Polycystic Ovary Syndrome



  • Polycystic ovarian syndrome (PCOS) is a syndrome of hyperandrogenism, altered ovarian morphology, and chronic anovulation with infertility.
  • Consensus guidelines recommend that although having two of the three features is enough to make a diagnosis of PCOS in adulthood, all three features of PCOS should be present before diagnosis in an adolescent. Additionally, the menstrual abnormality should have persisted for >2 years.
  • Obesity, hyperinsulinemia, and insulin resistance are common but not required for diagnosis.
  • Because features of PCOS overlap the androgen effects, ovarian morphology, and menstrual irregularity seen in normal puberty, diagnosis may be suspected but not confirmed in some adolescent girls. Thus, symptoms should be treated after appropriate hormonal investigation and do not require confirmation of PCOS diagnosis.


  • Present in 6–14% of postpubertal women
  • Risk factors may be noted in childhood, including low birth weight, premature adrenarche, and earlier menarche.
  • Insulin resistance, often with obesity, is a frequent accompanying feature.

Risk Factors


  • Multifactorial heritable syndrome
  • Polycystic ovaries appear to be inherited as an autosomal dominant trait.
  • PCOS may occur in mothers and sisters and in daughters of fathers with type 2 diabetes (T2D).
  • Fibrillin-3 (FBN-3), THADA, DENN/MADD domain containing 1A (DENND1A), follicle-stimulating hormone (FSH) receptor (FSHR), luteinizing hormone (LH) receptor (LHCGR), IL-6. TNF-α, GNRHR, FABP1, IL-1β, and IL-1Ra polymorphisms may contribute to the development of PCOS.

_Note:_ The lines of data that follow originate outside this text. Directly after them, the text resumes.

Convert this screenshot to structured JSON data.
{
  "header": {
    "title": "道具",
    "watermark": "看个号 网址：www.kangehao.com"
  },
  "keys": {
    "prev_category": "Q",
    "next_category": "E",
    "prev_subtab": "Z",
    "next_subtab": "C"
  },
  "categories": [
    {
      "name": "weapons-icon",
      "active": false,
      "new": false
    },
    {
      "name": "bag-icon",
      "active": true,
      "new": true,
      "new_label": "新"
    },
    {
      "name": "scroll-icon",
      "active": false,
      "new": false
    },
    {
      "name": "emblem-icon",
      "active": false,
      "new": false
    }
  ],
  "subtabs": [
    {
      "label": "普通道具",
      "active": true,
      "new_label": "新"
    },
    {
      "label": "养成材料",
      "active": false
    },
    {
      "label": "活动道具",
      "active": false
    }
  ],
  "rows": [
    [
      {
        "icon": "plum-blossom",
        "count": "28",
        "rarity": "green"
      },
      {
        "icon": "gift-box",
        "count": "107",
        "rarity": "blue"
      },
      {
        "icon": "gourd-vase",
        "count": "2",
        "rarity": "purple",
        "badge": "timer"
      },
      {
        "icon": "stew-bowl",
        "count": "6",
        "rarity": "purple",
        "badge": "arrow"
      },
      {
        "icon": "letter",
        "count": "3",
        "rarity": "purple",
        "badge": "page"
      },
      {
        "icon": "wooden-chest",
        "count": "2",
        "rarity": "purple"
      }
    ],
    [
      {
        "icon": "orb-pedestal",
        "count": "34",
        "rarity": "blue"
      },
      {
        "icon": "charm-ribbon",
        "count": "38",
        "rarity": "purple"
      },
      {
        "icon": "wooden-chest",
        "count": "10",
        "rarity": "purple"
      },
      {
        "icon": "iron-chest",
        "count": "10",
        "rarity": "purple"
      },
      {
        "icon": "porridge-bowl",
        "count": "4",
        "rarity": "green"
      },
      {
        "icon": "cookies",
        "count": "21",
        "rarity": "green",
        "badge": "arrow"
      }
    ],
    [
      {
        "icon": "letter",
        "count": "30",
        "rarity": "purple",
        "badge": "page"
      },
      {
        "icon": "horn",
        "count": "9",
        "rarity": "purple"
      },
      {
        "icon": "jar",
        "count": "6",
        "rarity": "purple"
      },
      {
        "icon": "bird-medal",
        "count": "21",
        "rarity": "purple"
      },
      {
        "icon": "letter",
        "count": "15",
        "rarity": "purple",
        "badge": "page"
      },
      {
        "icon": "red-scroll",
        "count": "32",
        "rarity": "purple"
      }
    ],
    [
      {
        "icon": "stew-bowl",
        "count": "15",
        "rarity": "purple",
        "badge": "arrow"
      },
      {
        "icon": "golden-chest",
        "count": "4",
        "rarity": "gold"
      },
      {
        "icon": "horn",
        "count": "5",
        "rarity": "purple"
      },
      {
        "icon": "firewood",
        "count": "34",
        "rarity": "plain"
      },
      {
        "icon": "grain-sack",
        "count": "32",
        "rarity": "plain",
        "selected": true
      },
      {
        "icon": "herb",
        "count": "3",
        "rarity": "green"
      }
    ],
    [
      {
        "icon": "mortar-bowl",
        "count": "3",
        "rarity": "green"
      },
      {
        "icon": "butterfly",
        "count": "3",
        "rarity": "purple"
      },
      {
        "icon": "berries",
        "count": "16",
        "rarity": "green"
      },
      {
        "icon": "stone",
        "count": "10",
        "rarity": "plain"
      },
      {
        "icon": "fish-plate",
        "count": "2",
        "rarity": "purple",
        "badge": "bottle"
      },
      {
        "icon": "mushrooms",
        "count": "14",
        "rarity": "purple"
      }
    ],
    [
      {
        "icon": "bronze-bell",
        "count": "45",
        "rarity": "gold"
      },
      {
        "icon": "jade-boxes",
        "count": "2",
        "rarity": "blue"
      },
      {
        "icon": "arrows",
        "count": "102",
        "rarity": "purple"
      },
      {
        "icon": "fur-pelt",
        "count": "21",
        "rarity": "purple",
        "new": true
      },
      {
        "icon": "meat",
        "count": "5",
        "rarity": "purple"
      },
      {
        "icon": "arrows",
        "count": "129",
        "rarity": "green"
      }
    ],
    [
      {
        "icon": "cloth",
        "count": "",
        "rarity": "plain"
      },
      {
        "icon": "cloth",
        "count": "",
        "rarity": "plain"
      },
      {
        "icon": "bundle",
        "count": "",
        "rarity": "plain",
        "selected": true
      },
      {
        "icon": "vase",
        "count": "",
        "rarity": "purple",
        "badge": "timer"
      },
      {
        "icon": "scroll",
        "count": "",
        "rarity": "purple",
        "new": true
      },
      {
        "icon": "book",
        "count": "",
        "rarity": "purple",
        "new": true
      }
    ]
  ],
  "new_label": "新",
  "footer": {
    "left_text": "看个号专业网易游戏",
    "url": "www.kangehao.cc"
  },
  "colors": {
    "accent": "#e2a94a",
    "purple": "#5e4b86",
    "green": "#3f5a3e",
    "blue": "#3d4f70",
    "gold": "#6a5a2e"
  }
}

  • Developmental programming by androgens and/or glucocorticoids
  • Prenatal and childhood factors include being small for gestational age (SGA), rapid compensatory weight gain postnatally, and premature adrenarche.
  • Epigenetic factors observed in animal models include maternal hyperandrogenism and diabetes.
  • Ovarian follicular growth arrests at the antral stage before a dominant follicle occur, leading to chronic anovulation.
  • Insulin resistance or sensitivity varies by cell location.
    • Hepatic, adipose, and musculoskeletal insulin resistance
    • Adrenal, ovarian, and hypothalamic insulin sensitivity
  • Insulin resistance leads to hyperinsulinism. Hyperinsulinism leads to theca cell androgen production and decreased hepatic sex hormone–binding globulin (SHBG) production with increased free testosterone.
  • Obesity can worsen insulin resistance, PCOS symptoms, and risk of T2D.
  • 17-hydroxyprogesterone progesterone secretion is hyperresponsive to gonadotropins.
  • Decreased suppression of testosterone secretion by dexamethasone may be seen. This suggests ovarian hyperandrogenism.


  • Unknown
  • Several potential mechanisms may begin neuroendocrine abnormalities, excessive ovarian and adrenal hyperandrogenism, and metabolic dysfunction.
  • LH hypersecretion is common in women with PCOS and could be a primary neuroendocrine effect or due to hyperandrogenism.
  • Although the molecular mechanisms responsible for insulin resistance and hyperinsulinemia in PCOS are uncertain, improved insulin sensitivity by weight loss or metformin therapy improves PCOS symptoms.

Commonly Associated Conditions

  • Generalized obesity or overweight diagnosis
  • Insulin resistance
  • Impaired glucose tolerance
  • T2D
  • Dyslipidemia with low HDL and elevated triglycerides
  • Metabolic syndrome
  • Endometriosis
  • Hypertension (use age/sex tables)
  • Increased risk for cardiovascular disease
  • Nonalcoholic fatty liver disease
  • Sleep apnea
  • Depression, anxiety, impaired social functioning

There's more to see -- the rest of this topic is available only to subscribers.